The article presents a rare case of uterine rupture at the 19th week of gestation, in the presence of a scar after a caesarean section practiced two years earlier. The fetus was pulled out alive, but given the gestational age, died within a few minutes. The uterus was preserved, but the woman was advised to proceed with tubal ligation and, in any case, to absolutely avoid a new pregnancy. The literature on uterine rupture is examined focusing on the problem of uterine rupture resulting after a caesarean section, analyzing the possibility of monitoring the risk of rupture through ultrasound evaluation. Finally, the article conducts a moral analysis of the case in the light of catholic moral, questioning in particular the acceptability of a hysterectomy under certain conditions. The illegitimacy of direct sterilization is reaffirmed, that is to say, an intervention whose purpose is the impediment of procreation, but it is emphasized that direct sterilization cannot occur when it comes to the moral certainty that that uterus, because of its conditions , cannot carry on a pregnancy until the viability of the fetus.
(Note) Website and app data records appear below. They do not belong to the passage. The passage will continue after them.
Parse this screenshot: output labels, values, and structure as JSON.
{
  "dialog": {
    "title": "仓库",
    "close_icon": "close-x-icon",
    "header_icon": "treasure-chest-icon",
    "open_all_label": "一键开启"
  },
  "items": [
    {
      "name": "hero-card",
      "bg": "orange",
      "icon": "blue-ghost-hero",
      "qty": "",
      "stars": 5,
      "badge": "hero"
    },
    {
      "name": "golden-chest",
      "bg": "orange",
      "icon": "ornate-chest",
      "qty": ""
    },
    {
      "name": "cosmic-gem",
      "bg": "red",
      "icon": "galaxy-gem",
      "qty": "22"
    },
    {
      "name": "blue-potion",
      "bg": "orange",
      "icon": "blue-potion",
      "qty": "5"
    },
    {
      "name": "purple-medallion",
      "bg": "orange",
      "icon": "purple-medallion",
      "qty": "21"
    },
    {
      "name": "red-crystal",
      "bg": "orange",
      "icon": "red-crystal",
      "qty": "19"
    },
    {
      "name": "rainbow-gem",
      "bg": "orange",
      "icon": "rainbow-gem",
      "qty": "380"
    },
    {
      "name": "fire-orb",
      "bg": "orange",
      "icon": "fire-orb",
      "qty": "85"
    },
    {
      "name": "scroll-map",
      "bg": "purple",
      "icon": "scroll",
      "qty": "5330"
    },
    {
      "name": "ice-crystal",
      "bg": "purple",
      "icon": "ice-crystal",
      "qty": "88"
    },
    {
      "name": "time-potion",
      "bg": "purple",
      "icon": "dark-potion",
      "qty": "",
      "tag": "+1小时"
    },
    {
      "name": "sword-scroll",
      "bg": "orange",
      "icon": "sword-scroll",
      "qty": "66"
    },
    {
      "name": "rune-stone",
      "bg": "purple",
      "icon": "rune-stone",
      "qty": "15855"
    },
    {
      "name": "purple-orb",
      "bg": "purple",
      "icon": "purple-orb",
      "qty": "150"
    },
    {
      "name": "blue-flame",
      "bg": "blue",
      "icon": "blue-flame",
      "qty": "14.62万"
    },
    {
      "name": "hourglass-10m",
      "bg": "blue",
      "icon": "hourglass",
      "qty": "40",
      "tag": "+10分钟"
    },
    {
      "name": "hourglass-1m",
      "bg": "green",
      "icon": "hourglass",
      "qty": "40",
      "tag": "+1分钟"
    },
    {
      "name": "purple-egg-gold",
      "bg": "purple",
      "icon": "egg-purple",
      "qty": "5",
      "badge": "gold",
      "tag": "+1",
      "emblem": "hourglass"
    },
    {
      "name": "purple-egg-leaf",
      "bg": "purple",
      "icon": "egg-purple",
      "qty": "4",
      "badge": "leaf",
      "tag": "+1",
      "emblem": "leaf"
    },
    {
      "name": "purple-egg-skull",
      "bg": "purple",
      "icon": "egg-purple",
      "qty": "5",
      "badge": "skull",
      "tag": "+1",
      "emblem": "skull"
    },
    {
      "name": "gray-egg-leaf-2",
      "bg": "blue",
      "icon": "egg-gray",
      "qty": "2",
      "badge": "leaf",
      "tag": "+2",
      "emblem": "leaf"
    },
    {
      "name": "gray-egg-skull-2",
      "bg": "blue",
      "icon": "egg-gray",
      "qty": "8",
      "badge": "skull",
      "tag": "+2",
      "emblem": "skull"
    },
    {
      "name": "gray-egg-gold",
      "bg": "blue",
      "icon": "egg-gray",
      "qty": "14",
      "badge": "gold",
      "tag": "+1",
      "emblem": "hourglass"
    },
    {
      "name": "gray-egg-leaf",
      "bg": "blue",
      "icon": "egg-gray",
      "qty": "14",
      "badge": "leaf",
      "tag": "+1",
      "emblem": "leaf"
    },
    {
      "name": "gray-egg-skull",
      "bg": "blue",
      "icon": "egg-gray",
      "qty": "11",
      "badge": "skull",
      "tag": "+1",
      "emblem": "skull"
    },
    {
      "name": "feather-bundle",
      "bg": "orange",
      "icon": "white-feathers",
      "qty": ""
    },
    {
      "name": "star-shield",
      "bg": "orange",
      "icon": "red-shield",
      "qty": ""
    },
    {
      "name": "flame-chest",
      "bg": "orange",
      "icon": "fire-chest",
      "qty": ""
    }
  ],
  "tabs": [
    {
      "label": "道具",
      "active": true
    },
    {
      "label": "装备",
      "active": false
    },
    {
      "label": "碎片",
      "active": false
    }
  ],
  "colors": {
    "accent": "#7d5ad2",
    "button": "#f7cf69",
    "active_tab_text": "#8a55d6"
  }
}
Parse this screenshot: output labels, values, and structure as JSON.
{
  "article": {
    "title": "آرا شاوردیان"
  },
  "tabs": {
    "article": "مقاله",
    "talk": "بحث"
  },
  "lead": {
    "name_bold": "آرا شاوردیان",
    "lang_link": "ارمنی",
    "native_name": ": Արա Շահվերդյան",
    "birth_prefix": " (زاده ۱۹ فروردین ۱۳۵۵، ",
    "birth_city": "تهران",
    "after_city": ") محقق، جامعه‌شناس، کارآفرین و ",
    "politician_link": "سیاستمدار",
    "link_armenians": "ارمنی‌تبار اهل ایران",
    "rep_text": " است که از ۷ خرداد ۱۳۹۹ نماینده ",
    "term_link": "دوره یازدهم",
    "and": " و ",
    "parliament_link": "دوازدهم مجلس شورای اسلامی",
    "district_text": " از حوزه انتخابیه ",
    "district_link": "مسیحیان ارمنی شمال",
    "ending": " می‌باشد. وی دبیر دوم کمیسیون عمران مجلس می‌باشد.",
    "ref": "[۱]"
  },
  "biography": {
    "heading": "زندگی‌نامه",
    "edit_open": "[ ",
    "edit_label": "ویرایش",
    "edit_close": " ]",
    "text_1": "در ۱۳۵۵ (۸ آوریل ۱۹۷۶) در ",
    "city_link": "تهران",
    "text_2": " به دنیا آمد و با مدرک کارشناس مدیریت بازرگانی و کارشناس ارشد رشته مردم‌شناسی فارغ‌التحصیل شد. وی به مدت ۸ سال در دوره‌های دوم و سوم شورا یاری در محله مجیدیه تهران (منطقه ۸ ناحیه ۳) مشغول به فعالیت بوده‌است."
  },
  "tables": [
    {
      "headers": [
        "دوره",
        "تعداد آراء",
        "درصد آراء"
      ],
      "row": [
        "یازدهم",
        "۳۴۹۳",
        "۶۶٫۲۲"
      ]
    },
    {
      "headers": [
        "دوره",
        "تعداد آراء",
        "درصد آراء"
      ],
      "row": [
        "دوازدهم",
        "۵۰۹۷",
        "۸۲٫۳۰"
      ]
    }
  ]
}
In fact, an intervention that affects a uterus that is objectively incapable of carrying out its natural function cannot be qualified as anti-procreative.
- UTERINE RUPTURE DURING PREGNANCY, CASE REPORT, ETHICS